"We continue to closely monitor the commercial marketplace by staying very engaged with our customers around the globe to fully understand short term and long term requirements," Smith added. "All of this is informing current and future production rates and any further adjustments as needed to balance supply and demand."
Max orders shrinking
Smith did not address the substantial decline in the order backlog, which is almost entirely due to some customers giving up on the 737 Max.
For the 737 Max alone, the negative tally for the first half of the year is 805 airplanes.
All but five of the airplanes scrubbed from the backlog in June were Maxes. Customers outright canceled 60 orders for the Max and Boeing removed another 119 Maxes from its official backlog that are no longer deemed solid enough to meet U.S. accounting standards.

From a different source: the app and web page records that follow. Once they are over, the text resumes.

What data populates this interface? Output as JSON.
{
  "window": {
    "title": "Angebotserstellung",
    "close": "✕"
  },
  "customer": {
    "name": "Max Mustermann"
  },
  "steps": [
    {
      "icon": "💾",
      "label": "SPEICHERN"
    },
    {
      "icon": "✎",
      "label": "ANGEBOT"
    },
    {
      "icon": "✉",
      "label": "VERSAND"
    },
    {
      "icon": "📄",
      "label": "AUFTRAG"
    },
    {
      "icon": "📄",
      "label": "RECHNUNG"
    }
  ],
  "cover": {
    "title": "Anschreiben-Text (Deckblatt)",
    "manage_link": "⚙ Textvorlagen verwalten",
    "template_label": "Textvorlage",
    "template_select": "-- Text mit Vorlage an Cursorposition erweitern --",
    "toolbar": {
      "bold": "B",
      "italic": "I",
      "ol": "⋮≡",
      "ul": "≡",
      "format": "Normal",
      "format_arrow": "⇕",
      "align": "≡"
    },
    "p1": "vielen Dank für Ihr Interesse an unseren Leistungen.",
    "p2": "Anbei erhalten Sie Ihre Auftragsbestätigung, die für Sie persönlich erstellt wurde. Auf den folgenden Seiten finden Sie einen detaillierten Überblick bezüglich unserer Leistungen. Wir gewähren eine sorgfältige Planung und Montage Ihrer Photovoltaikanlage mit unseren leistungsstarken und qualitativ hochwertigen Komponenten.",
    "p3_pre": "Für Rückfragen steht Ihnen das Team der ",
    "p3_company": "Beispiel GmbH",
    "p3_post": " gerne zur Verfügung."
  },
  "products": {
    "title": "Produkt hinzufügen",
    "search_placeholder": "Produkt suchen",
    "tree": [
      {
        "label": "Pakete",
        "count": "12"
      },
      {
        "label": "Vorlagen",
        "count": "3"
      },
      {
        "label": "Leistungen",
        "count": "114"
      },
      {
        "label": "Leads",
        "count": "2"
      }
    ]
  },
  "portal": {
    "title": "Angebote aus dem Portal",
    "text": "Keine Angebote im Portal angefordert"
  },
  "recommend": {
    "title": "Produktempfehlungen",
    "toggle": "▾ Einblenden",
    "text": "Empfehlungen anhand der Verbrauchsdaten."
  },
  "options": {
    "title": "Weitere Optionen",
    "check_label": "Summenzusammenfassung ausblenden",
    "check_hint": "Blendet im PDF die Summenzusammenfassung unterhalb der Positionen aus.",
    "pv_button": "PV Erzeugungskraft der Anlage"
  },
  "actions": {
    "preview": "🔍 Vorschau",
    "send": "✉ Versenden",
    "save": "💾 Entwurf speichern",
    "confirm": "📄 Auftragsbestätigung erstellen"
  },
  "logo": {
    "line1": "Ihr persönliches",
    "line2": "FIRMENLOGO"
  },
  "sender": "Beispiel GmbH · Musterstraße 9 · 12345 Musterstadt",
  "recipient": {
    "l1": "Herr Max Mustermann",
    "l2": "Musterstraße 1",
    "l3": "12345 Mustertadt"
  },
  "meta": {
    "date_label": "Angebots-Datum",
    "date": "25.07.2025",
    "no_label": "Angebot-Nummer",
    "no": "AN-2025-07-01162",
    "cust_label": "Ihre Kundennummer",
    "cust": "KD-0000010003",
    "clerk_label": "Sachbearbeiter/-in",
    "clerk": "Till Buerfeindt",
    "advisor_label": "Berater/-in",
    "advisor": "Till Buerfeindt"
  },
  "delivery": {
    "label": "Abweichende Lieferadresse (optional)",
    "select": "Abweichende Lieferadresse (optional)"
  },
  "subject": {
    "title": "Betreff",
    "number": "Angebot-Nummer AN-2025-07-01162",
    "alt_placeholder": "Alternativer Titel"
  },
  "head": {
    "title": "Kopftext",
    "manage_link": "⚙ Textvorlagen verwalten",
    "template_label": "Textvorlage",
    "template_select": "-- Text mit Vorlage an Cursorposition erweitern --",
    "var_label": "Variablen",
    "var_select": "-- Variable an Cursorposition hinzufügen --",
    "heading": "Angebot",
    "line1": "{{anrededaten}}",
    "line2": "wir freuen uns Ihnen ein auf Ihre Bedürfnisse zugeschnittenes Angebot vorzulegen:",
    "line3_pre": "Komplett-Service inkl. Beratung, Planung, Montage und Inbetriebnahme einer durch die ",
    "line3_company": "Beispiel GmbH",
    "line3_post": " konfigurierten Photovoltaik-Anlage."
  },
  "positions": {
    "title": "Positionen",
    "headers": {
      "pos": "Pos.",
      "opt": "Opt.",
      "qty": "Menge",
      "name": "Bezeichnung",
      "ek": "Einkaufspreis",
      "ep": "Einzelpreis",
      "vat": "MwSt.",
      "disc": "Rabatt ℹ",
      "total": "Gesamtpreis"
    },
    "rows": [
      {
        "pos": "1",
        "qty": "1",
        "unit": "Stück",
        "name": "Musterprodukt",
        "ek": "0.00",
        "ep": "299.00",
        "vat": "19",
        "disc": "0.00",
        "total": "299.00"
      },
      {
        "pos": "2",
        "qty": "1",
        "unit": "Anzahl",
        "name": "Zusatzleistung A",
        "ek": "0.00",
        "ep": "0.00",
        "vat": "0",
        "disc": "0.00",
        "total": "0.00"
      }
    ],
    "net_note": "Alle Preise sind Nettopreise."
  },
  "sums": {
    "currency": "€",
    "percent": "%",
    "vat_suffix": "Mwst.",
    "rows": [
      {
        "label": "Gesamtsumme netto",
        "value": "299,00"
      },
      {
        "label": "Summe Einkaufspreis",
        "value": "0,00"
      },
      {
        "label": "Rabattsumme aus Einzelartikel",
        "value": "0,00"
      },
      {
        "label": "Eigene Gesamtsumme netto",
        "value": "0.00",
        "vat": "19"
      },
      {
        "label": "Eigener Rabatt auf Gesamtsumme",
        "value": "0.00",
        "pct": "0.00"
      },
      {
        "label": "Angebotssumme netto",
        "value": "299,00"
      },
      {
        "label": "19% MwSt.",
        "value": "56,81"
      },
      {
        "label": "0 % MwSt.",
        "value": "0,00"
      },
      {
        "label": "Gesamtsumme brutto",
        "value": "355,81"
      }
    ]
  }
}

Most of those 119 orders, though not yet officially canceled, may as well be dead. For example, that total includes 92 Maxes that Norwegian Air announced publicly it is canceling. Boeing hasn't officially labeled them canceled only because it's still negotiating with Norwegian and presumably looking at legal options.
(Norwegian said it's also canceling five 787 Dreamliner orders; Boeing also removed those from the backlog in June without officially canceling them.)
The 60 outright Max cancellations in June included 30 for lessor BOC Aviation, 17 for lessor Avolon, six for Blue Air of Romania, five for lessor ACG and two more for unidentified customers.
An order that might have been
Also notable from the June results is that Boeing failed to finalize a new order for 777Xs and 787s after offering an airline a discount deal that had to be accepted by June 30.